Exercise details ->
The entries are to be repeated exactly, with all pictures omitted.

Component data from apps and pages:
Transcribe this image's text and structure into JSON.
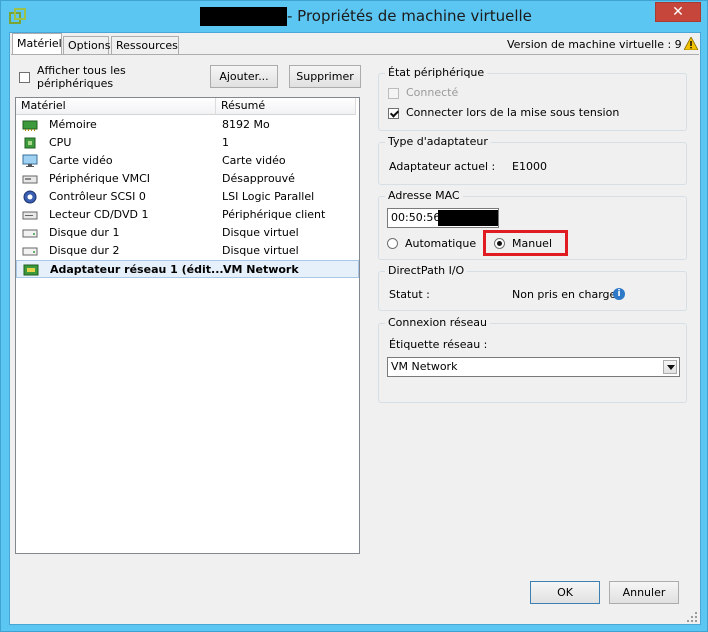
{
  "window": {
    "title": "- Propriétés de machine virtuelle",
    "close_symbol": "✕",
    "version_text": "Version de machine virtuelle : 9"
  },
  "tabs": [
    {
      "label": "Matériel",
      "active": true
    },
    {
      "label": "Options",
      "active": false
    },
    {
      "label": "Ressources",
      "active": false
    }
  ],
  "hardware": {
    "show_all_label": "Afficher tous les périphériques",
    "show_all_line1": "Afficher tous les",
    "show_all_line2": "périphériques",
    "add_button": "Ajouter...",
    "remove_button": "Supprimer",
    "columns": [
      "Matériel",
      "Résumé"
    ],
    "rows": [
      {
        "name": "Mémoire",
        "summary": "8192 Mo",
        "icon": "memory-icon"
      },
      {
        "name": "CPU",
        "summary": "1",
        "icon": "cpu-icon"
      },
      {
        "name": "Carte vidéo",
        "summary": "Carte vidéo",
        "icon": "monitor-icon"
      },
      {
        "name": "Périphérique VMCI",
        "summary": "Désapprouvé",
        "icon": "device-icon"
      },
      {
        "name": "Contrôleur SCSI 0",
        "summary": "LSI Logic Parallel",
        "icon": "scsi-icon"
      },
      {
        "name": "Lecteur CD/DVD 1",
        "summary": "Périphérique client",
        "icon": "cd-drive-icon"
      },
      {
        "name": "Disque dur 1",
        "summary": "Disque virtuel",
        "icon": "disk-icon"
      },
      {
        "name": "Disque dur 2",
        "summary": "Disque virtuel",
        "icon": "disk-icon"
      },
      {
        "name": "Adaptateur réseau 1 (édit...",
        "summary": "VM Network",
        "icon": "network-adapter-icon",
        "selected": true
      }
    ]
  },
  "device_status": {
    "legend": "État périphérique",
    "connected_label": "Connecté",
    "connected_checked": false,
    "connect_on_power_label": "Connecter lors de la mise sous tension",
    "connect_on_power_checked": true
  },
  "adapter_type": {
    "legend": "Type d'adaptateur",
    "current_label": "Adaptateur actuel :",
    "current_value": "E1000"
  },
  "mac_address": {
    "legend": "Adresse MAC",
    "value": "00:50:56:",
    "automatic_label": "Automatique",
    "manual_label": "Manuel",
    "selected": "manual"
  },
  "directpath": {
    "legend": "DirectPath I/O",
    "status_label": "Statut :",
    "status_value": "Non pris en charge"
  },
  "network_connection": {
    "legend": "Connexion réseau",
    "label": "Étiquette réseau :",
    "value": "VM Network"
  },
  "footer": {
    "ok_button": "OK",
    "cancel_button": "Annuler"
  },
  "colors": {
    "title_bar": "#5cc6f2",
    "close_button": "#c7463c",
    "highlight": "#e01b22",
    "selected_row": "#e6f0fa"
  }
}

Answer box ->
Transcribe this image's text and structure into JSON.
{
  "window": {
    "title": "- Propriétés de machine virtuelle",
    "close_symbol": "✕",
    "version_text": "Version de machine virtuelle : 9"
  },
  "tabs": [
    {
      "label": "Matériel",
      "active": true
    },
    {
      "label": "Options",
      "active": false
    },
    {
      "label": "Ressources",
      "active": false
    }
  ],
  "hardware": {
    "show_all_label": "Afficher tous les périphériques",
    "show_all_line1": "Afficher tous les",
    "show_all_line2": "périphériques",
    "add_button": "Ajouter...",
    "remove_button": "Supprimer",
    "columns": [
      "Matériel",
      "Résumé"
    ],
    "rows": [
      {
        "name": "Mémoire",
        "summary": "8192 Mo",
        "icon": "memory-icon"
      },
      {
        "name": "CPU",
        "summary": "1",
        "icon": "cpu-icon"
      },
      {
        "name": "Carte vidéo",
        "summary": "Carte vidéo",
        "icon": "monitor-icon"
      },
      {
        "name": "Périphérique VMCI",
        "summary": "Désapprouvé",
        "icon": "device-icon"
      },
      {
        "name": "Contrôleur SCSI 0",
        "summary": "LSI Logic Parallel",
        "icon": "scsi-icon"
      },
      {
        "name": "Lecteur CD/DVD 1",
        "summary": "Périphérique client",
        "icon": "cd-drive-icon"
      },
      {
        "name": "Disque dur 1",
        "summary": "Disque virtuel",
        "icon": "disk-icon"
      },
      {
        "name": "Disque dur 2",
        "summary": "Disque virtuel",
        "icon": "disk-icon"
      },
      {
        "name": "Adaptateur réseau 1 (édit...",
        "summary": "VM Network",
        "icon": "network-adapter-icon",
        "selected": true
      }
    ]
  },
  "device_status": {
    "legend": "État périphérique",
    "connected_label": "Connecté",
    "connected_checked": false,
    "connect_on_power_label": "Connecter lors de la mise sous tension",
    "connect_on_power_checked": true
  },
  "adapter_type": {
    "legend": "Type d'adaptateur",
    "current_label": "Adaptateur actuel :",
    "current_value": "E1000"
  },
  "mac_address": {
    "legend": "Adresse MAC",
    "value": "00:50:56:",
    "automatic_label": "Automatique",
    "manual_label": "Manuel",
    "selected": "manual"
  },
  "directpath": {
    "legend": "DirectPath I/O",
    "status_label": "Statut :",
    "status_value": "Non pris en charge"
  },
  "network_connection": {
    "legend": "Connexion réseau",
    "label": "Étiquette réseau :",
    "value": "VM Network"
  },
  "footer": {
    "ok_button": "OK",
    "cancel_button": "Annuler"
  },
  "colors": {
    "title_bar": "#5cc6f2",
    "close_button": "#c7463c",
    "highlight": "#e01b22",
    "selected_row": "#e6f0fa"
  }
}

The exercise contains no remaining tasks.